It is rare to find things in life that are actually only good. ETFs seem like that, some kind of silver bullet for the financial markets. The funds, which track stock indexes such as the MSCI World World with 1,600 one-on-one companies, have revolutionized financial investing in recent years. They also allow ordinary investors to invest in the capital markets at low cost and in a broadly diversified manner. The stock markets have been booming for over a decade with interest rates at zero. ETFs are the ideal product to allow the general public to participate in this boom.
The latest figures show that the Germans are also increasingly convinced of these advantages. They have now invested 67 billion euros in ETFs and are saving three million ETF savings plans, mostly with monthly payments. As long as the stock markets continue to rise, everyone is happy.

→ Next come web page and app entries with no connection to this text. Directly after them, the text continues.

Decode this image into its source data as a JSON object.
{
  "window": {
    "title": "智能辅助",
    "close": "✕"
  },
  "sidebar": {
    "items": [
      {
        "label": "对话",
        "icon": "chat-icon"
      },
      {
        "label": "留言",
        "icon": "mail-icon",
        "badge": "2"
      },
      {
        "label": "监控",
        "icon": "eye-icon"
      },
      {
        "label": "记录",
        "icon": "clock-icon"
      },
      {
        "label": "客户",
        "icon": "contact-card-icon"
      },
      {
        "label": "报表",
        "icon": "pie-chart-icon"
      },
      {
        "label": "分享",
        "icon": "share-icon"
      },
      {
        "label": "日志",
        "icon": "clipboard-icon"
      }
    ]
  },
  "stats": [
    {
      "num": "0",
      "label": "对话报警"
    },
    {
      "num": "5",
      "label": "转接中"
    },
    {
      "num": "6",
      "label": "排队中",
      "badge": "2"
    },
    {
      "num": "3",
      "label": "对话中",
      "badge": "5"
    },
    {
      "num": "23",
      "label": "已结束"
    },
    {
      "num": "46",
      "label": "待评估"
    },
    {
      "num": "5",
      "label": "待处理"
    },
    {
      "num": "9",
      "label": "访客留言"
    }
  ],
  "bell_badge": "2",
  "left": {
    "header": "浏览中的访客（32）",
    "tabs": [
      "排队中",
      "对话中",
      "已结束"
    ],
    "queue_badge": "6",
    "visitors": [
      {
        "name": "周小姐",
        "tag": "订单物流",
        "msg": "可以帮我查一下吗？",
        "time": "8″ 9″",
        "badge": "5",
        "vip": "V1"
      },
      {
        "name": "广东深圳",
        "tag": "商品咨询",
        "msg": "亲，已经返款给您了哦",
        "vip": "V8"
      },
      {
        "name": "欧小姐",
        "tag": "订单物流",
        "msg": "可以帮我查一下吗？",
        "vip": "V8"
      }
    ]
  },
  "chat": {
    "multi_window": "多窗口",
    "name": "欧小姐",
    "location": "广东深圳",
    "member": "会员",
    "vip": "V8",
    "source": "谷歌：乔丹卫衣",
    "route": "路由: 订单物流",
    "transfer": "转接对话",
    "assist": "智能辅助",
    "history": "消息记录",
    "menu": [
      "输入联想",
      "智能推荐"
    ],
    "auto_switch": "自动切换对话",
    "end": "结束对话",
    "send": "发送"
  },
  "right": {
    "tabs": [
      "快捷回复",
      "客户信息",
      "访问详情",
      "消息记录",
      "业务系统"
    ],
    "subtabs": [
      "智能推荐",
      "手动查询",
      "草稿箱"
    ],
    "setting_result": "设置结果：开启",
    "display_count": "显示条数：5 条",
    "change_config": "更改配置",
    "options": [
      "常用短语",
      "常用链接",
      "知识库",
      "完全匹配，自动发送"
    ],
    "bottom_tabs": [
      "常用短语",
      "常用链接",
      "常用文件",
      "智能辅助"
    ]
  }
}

With so many advantages, one wonders if ETFs have disadvantages. So far, this question has been asked almost only by economists and capital market researchers. They discussed the consequences of the increasing diffusion of index products on the control of companies and on the stock exchange listing. These discussions have so far been theoretical and abstract. But the more powerful ETFs become, the more their negative side effects appear. Product suppliers need to take these questions seriously and find answers quickly.
This became clear four weeks ago with the planned takeover of the residential construction group Deutsche Wohnen by its competitor Vonovia. This failed to meet the required shareholder quota and attributed this, among other things, to the fact that ETFs already hold 20 percent of Deutsche Wohnen shares. Since ETFs are designed to buy and sell stocks only when an index changes, they were unable to express their position on the intended takeover.
This highlights a problem that threatens to worsen the proportion of ETFs in companies all the more: their providers are only replicating the index, they have no position in the stocks in the index, they do not analyze or control the quality or the quality of the companies. managed, that they respect ecological and social criteria, they do not give any assessment and do not contribute in any way to the pricing. ETFs leave all these functions, which are important for the functioning of the stock exchange, to active fund managers. You are passive in any relationship.
ETF providers themselves need to invest more in business analysis
This problem is not trivial because it touches the heart of shareholder democracy. Listed companies are funded by the general public. Special transparency requirements are imposed on them, because investors need to know what they are investing in. At the same time, owners need to control businesses and be able to exercise their veto power if they see them doing the wrong thing.
This control obligation is even stipulated by an EU directive that Germany has transposed into German law on joint-stock companies. Fund companies that do not adequately supervise companies on behalf of their investors are therefore liable to prosecution. ETF providers claim to exercise their voting rights at general meetings. But it is doubtful whether they invest sufficient economic resources in the analysis. After all, it’s their promise to customers to be cheap, not to control businesses.
There is only one way out of the dilemma: ETF providers need to invest more in the analysis of the companies themselves; they cannot leave this job to active fund managers alone. There is no such thing as good free corporate control. The downside for ETF providers will be that they will then have to make their products more expensive. But it should be worth it for them and also for their customers. Companies like VW or Wirecard that have been under-vetted have done a lot of damage recently – for investors and for society as a whole.